Place

Y-12 National Security Complex

A modern, sunlit office complex with several flags flying in front
Y-12 continues to fill a vital national security role.

DEPARTMENT OF ENERGY

Quick Facts

Scenic View/Photo Spot

At Oak Ridge, Tennessee, Manhattan Project administrators developed three massive facilities to separate and enrich uranium as fuel for an atomic bomb, a powerful and not fully realized technology. The Y-12 Electromagnetic Isotope Separation Plant, now named the Y-12 National Security Complex, was the first facility in Oak Ridge constructed solely for this purpose. 

The construction of the Y-12 Plant was founded on the need for a facility that could perform electromagnetic isotope separation. Developed by University of California at Berkeley scientist Ernest Lawrence, electromagnetic isotope separation was based on the concept that lighter uranium atoms (U235) would move more tightly in a circle than heavier uranium atoms (U238). The creation of a cyclotron, a vacuum tank with a strong magnetic field, could separate the atoms into two paths as they revolved. The lighter U235 was captured in a separate container from the heavier U238. Lawrence had created a mass spectrometer cyclotron, or calutron, at his Berkeley lab in late-1941, but Manhattan Project scientists determined  a much larger facility would be required to produce the separated U235 needed to develop an atomic bomb in a timely fashion. This necessitated construction of the much larger Y-12 Plant, which began on February 18, 1943. 
 
At its peak, the Y-12 Plant employed 22,000 people to operate the calutrons, nicknamed “racetracks” for their oval shape.

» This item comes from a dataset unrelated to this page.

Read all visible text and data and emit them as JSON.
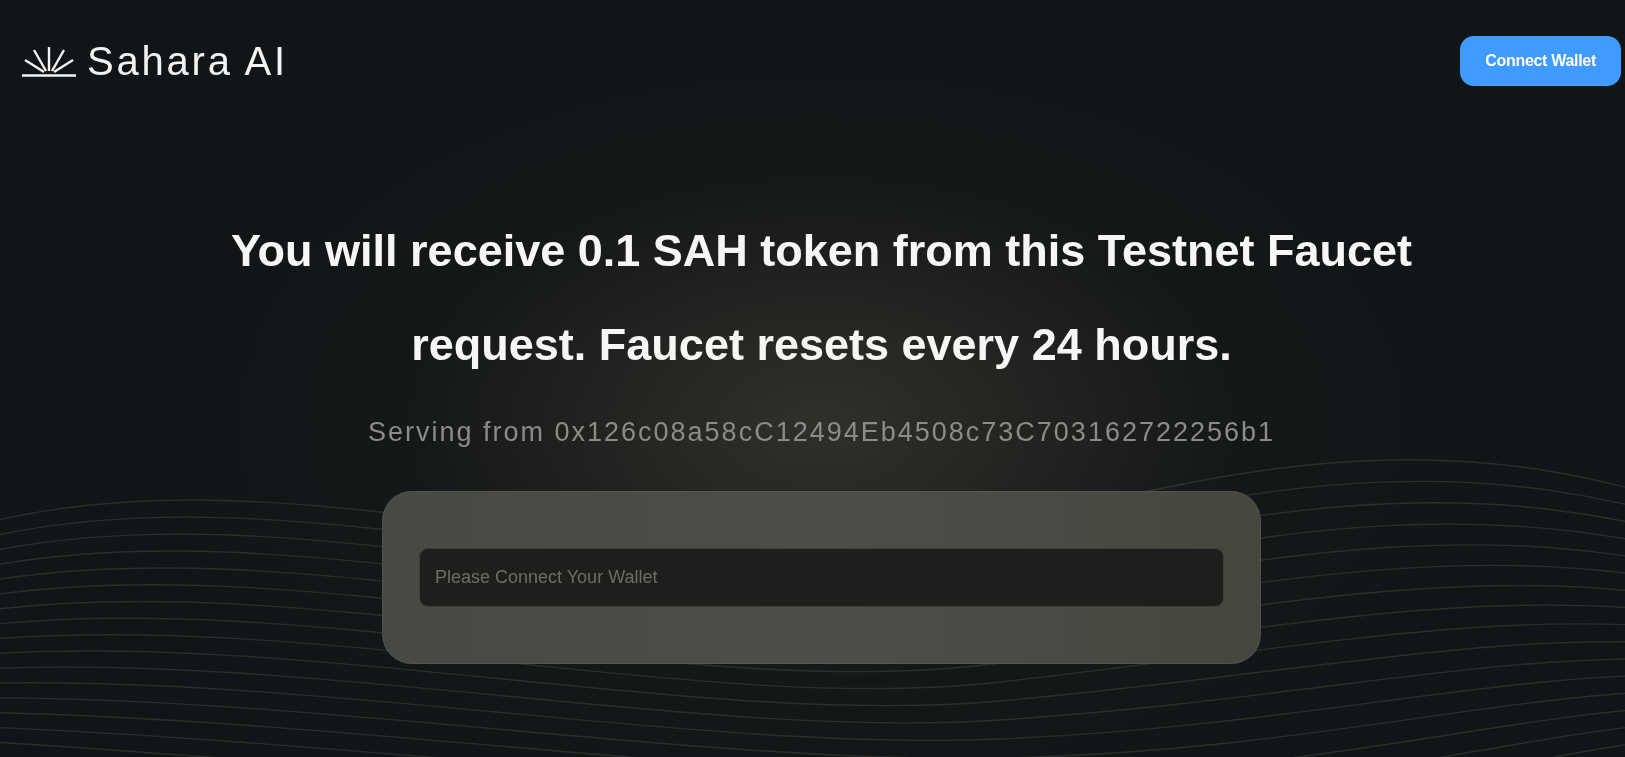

While the facility at Berkeley had only been operated by scientists, a wartime labor shortage meant young women, many of whom had just graduated high school, were assigned the task of operating the calutrons at Oak Ridge. These women, nicknamed “Calutron Girls,” were vital to the development of enriched uranium, a key component of the Little Boy atomic bomb.

Continue Your Journey 

Y-12 is still in operation to this day, helping to ensure a safe and effective U.S. nuclear weapons deterrent. Y-12 also retrieves and stores nuclear materials, fuels the nation’s naval nuclear reactors, and performs complementary work for other government and private-sector entities. The Y-12 National Security Complex is a highly-secured facility. Unauthorized visitation is not permitted. However, a public museum, the New Hope Center at Y-12, is located nearby. There you can find information and exhibits on Y-12 from the Manhattan Project through the Cold War to the present day.